I also learned from a 2014 post that Mackie had been lowering the signal by 18dB for the USB output in order to prevent digital clipping from peaks that analog headroom could take. The Scarlett has a gain knob and LED clipping warning.

I assume other similar "analog-with-USB-output" mixers might also have such limitations, and in any case I feel that a separate audio interface allows for better future upgrades. What do you think? Alternatives?

Universal Audio Ships Arrow Desktop Audio Interface For Music Creators

When I think of what I had to use in the 80's, like the Tascam Portastudio, then see this... (y) How cool.
Today's musicians have no excuse, so much more in-terms of producing "good enough" quality when it comes to being able to get affordable recording systems.

Look at this brilliant product from UA.

Featuring two Unison mic preamps, Realtime UAD Plug-In Processing, and class-leading Universal Audio conversion, this portable, compact, and lightweight 2x4 bus-powered Thunderbolt 3 audio interface provides a generous collection of UAD plugins to record album-quality vocals, guitars, and more at near-zero latency.

Derived from Universal Audio’s award-winning Apollo interfaces, Arrow features an onboard UAD-2 SOLO Core processor, letting musicians monitor and record through the full library of UAD Powered Plugins — at near-zero latency, no matter their audio software buffer setting.

Arrow also features acclaimed Unison mic preamp technology, giving musicians the tone, touch and feel of the world’s most sought-after tube and transformer-based mic preamps and guitar amplifiers.

The included UAD studio mixing tools — featuring classic compressors, EQs, and reverbs — enable musicians, electronic producers, and songwriters to produce polished tracks quickly and easily, right out of the box.
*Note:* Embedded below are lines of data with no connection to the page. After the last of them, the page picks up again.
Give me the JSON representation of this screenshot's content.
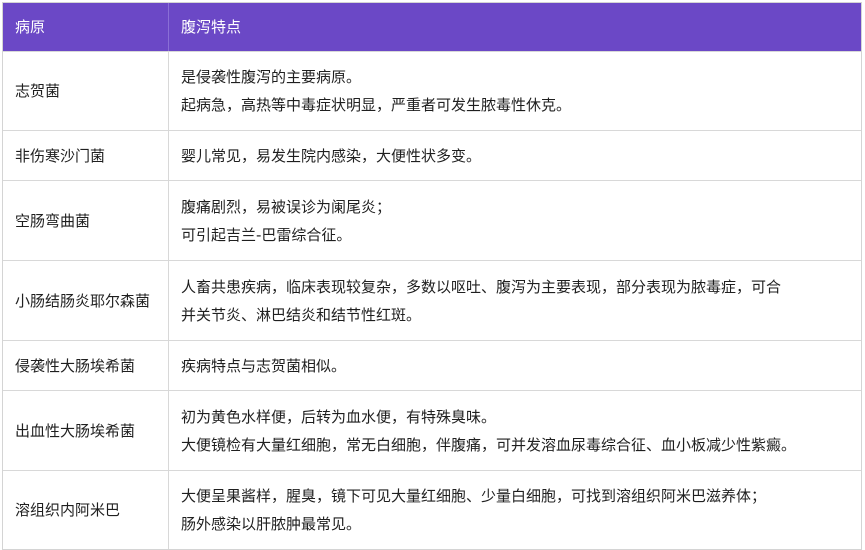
{
  "table": {
    "headers": [
      "病原",
      "腹泻特点"
    ],
    "rows": [
      {
        "pathogen": "志贺菌",
        "lines": [
          "是侵袭性腹泻的主要病原。",
          "起病急，高热等中毒症状明显，严重者可发生脓毒性休克。"
        ]
      },
      {
        "pathogen": "非伤寒沙门菌",
        "lines": [
          "婴儿常见，易发生院内感染，大便性状多变。"
        ]
      },
      {
        "pathogen": "空肠弯曲菌",
        "lines": [
          "腹痛剧烈，易被误诊为阑尾炎；",
          "可引起吉兰-巴雷综合征。"
        ]
      },
      {
        "pathogen": "小肠结肠炎耶尔森菌",
        "lines": [
          "人畜共患疾病，临床表现较复杂，多数以呕吐、腹泻为主要表现，部分表现为脓毒症，可合",
          "并关节炎、淋巴结炎和结节性红斑。"
        ]
      },
      {
        "pathogen": "侵袭性大肠埃希菌",
        "lines": [
          "疾病特点与志贺菌相似。"
        ]
      },
      {
        "pathogen": "出血性大肠埃希菌",
        "lines": [
          "初为黄色水样便，后转为血水便，有特殊臭味。",
          "大便镜检有大量红细胞，常无白细胞，伴腹痛，可并发溶血尿毒综合征、血小板减少性紫癜。"
        ]
      },
      {
        "pathogen": "溶组织内阿米巴",
        "lines": [
          "大便呈果酱样，腥臭，镜下可见大量红细胞、少量白细胞，可找到溶组织阿米巴滋养体；",
          "肠外感染以肝脓肿最常见。"
        ]
      }
    ]
  }
}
Highlights include the UA 610-B Tube Preamp and Marshall® Plexi Classic plugins — and Arrow can be expanded with exclusive titles from Neve, SSL, Fender, and Ampeg.

The UAD library offers more than 100 titles, including everything from classic Moog filters to Ampex tape to Lexicon reverbs — with more being added every few months. These are the same UAD plugins used on hit records by Kendrick Lamar, Coldplay, Dr. Dre, Brad Paisley, and many more.

Arrow is now shipping, with an estimated street price of $499.

Arrow Desktop Audio Interface — Key Features:

  • Desktop 2x4 Thunderbolt 3-powered audio interface with class-leading 24-bit/192 kHz audio conversion
  • Unison mic preamp technology provides the tone, touch and feel of the world’s most sought-after tube and transformer-based mic preamps and guitar amplifiers from Neve,® API,® Manley,® Marshall,® Fender,® and more*
  • Realtime UAD Processing allows near-zero latency tracking with classic UAD plugin effects, regardless of software buffer setting
  • Includes studio compressors, EQs, reverbs, and guitar amp emulations, and more as part of the “Realtime Analog Classics” bundle — featuring 14 quality UAD Plugins
  • Bus-powered connection to modern Mac and Windows systems for easy portability and reduced cable clutter